Re: Archaic H. sapiens???

Michael McBroom (
Thu, 02 Jan 1997 09:32:34 -0500

Al Curtis wrote:

> I asked this question in a recent post but got no responses. Just what
> distinguishes archaic H. sapiens from H. erectus (besides brain size)
> and were they actually slightly more evolved H. erecti? Who decided
> that they were in fact sapiens? The term "archaic" H. sapiens seems
> rather vague to me. Thanks in advance

Until recently, I'd had the same questions. As other responses to your
question will show, archaic H.s. are generally grouped into a catch-all
category because they don't quite fit anywhere else.

I'm a student of linguistics whose specialty is the biological origins
of language. Recently, in my research, I came across some information
that casts a new light (to me, at least -- the information is not new)
on at least some of the archaic specimens. While the exterior
appearance to an archaic skull may resemble a large-brained H erectus in
some ways, or a Neanderthal without the protruding face in others, the
most telling difference is in an area that is not so obvious: the
basicranial area. Reconstructions of the vocal tract done by Philip
Lieberman (see his book, _On the Origins of Language_, 1975 -- a little
old, but still one of the best resources on the subject) indicate that
some archaic specimens had vocal tracts that were essentially modern in
appearance, in sharp contrast to the vocal tracts of H.e. and
Neanderthal. This characteristic is highly significant, since it is
most likely an indicator of the beginnings of true, full-blown language
in the genus.
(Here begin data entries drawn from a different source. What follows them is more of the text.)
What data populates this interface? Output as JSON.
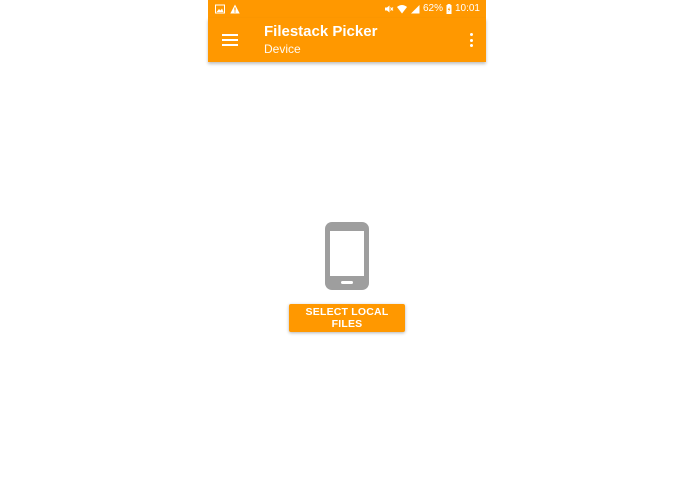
{
  "status_bar": {
    "battery_percent": "62%",
    "time": "10:01",
    "left_icons": [
      "gallery-icon",
      "warning-icon"
    ],
    "right_icons": [
      "mute-icon",
      "wifi-icon",
      "signal-icon",
      "battery-icon"
    ]
  },
  "app_bar": {
    "title": "Filestack Picker",
    "subtitle": "Device",
    "menu_icon": "hamburger-menu-icon",
    "overflow_icon": "more-vert-icon"
  },
  "main": {
    "device_icon": "smartphone-icon",
    "select_button_label": "SELECT LOCAL FILES"
  },
  "colors": {
    "accent": "#FF9800",
    "icon_gray": "#9E9E9E",
    "background": "#FFFFFF"
  }
}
When looked at from that perspective, these specimens are
entirely deserving of their H.s. categorization. IMHO.


Michael McBroom
CSUF Linguistics